  • A history of severe side effects from isoniazid, such as chills, fever, swelling, and pain in the joints.

Tell your doctor about any of the following to ensure that isoniazid will be safe for you:

  • A history of liver disease
  • Kidney disease
  • Nerve problems that cause pain or weakness;
  • diabetes;
  • HIV or AIDS
  • If you drink alcohol daily,
  • If you are malnourished,
  • If you inject any drugs,
  • If you've ever had to stop using isoniazid,

Before you begin treatment, your doctor will test your liver enzymes to ensure that you can use isoniazid safely. Even months after stopping the medication, serious and even fatal liver problems can occur. Adults between 35 and 65 years of age are at the highest risk of developing liver problems.

Women, particularly those who have Hispanic, African-American, or Hispanic ancestry, are more susceptible to serious liver problems, especially following childbirth. Your doctor can tell you if your risk is higher or lower.

This medicine is not known to harm an unborn child. Notify your doctor immediately if you are pregnant, planning to become pregnant, or trying for pregnancy. If you plan to breastfeed a child during treatment with isoniazid, tell your doctor. This medication can pass through breast milk but will not prevent or treat tuberculosis in the nursing infant.

How to take Isoniazid?
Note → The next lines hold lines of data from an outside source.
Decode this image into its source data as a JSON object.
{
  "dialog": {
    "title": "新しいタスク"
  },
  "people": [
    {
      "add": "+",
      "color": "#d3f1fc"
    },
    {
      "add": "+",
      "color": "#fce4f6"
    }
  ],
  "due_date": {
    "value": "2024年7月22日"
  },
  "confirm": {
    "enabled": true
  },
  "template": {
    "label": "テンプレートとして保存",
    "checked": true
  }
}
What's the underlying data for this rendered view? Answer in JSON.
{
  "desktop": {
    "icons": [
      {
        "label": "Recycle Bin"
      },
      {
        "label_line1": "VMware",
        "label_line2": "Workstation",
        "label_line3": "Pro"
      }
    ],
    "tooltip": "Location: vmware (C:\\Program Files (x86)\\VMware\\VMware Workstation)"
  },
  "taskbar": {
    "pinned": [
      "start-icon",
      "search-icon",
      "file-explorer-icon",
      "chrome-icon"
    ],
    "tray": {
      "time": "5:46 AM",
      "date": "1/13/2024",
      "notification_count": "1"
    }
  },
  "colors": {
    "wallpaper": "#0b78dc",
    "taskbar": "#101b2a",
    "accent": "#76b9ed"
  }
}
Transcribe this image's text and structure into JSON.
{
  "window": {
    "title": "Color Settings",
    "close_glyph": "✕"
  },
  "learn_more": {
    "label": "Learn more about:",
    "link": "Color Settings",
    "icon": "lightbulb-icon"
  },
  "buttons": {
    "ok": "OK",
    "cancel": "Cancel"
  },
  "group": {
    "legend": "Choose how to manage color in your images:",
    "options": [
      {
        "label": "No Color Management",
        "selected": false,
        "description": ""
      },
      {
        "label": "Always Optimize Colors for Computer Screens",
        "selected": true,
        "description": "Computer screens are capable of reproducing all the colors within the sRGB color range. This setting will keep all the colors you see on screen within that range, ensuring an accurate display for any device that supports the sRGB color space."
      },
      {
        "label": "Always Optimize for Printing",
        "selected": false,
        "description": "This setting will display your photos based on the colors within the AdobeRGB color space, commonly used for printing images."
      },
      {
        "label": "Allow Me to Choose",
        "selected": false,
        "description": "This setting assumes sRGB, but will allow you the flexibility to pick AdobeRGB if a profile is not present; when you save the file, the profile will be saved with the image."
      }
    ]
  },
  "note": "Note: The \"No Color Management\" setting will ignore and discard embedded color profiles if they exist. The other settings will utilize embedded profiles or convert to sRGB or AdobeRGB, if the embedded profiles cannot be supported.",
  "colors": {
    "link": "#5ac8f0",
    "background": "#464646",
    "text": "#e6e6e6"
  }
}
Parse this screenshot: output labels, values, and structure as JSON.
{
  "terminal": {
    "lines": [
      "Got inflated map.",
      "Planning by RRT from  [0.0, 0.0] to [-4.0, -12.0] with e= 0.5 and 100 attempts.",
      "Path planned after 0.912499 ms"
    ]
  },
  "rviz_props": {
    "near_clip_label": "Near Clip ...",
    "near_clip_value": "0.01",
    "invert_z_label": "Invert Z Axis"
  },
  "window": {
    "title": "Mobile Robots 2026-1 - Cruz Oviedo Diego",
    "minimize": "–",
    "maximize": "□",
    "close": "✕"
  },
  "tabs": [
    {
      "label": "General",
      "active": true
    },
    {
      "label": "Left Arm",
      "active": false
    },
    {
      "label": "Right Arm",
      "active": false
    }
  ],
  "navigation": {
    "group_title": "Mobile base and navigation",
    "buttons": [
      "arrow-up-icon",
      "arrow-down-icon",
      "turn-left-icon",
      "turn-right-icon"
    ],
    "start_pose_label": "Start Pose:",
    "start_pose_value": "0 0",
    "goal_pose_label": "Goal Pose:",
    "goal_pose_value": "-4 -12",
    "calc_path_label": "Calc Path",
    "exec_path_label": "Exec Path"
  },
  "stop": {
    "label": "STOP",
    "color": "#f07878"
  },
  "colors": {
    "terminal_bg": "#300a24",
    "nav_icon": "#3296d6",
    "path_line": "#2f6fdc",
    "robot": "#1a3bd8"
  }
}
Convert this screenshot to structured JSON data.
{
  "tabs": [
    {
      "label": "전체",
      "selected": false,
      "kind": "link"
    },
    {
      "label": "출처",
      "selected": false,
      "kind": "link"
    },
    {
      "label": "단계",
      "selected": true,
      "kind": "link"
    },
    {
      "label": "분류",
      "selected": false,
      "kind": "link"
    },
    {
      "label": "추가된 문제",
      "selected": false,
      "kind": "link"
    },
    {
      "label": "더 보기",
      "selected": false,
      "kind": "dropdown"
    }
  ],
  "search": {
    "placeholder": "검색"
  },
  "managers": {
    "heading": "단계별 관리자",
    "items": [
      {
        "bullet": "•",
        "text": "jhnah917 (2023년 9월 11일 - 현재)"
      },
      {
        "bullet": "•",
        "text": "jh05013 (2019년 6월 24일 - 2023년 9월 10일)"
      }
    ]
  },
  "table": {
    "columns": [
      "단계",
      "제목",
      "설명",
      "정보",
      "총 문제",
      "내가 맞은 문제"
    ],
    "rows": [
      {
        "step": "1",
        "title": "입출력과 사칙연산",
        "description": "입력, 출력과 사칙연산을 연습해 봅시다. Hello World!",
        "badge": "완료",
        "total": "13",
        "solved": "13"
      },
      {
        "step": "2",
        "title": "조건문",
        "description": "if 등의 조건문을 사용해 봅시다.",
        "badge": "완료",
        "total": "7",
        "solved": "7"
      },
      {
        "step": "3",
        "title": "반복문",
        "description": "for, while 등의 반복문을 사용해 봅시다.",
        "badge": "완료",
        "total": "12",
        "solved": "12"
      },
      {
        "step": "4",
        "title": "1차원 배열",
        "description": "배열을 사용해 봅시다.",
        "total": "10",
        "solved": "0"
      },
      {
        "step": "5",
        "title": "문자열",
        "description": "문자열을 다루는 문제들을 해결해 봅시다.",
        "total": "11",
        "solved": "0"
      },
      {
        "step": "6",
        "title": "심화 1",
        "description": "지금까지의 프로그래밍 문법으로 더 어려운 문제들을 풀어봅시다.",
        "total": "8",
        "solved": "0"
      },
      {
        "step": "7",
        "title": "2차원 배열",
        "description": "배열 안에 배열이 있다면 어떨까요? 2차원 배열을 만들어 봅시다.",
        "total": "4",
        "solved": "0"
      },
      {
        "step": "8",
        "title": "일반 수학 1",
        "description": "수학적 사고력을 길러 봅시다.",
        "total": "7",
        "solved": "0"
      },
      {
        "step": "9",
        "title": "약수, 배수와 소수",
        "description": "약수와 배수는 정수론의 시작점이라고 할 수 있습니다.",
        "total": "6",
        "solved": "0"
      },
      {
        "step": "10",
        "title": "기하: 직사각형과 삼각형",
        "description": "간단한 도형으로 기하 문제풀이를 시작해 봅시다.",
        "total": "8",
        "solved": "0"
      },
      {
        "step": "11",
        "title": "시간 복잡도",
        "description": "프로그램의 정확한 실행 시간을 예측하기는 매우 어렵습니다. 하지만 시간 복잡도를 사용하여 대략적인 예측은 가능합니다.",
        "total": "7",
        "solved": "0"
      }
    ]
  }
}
Do not take isoniazid in larger or smaller amounts or for longer than prescribed; always follow your physician's orders when taking isoniazid and do not exceed the recommended dosage or duration. Take isoniazid with an empty stomach at least one hour before or two hours after eating.

You should take this medication for the entire prescribed time. You may experience improvement in your symptoms before the virus has been completely eradicated. You may also be at risk for a second infection resistant to antibiotics if you skip doses. Isoniazid does not treat viral infections such as the flu and common cold.

You may need to have your liver function checked at least once a month while taking this medication.

You may be prescribed extra vitamin B6 by your doctor if you are taking isoniazid. Only take the prescribed amount of vitamin B6. Store away from heat, moisture, and light. Keep the bottle securely closed when not in use.

What happens if I miss the dose?

As soon as you become aware that you missed a dose, take it. If your next scheduled dosage is approaching quickly, disregard any missed ones and move onto taking only what's scheduled. You should not take more medicine to compensate for a missed dose.

What happens if I overdose?

Call 1-800-222-1222 for poison help or seek immediate medical attention.

Overdose symptoms include nausea, vomiting, dizziness, drowsiness, or blurred vision. They may also include hallucinations or trouble breathing.

What should be avoided?

Avoid alcohol. Alcohol can increase the risk of liver damage when you take isoniazid. Certain foods may be avoided while taking isoniazid. You should avoid red wine, aged cheddar, dried meats, and tuna.

Interaction with other drug

Isoniazid can interact with many drugs. These include prescription and over-the-counter medicines, vitamins, and herbal products. This medication guide does not list all potential interactions. Inform your doctor of all medications you take, including those you stop or start using during treatment with isoniazid. Provide a list to all healthcare providers who treat you.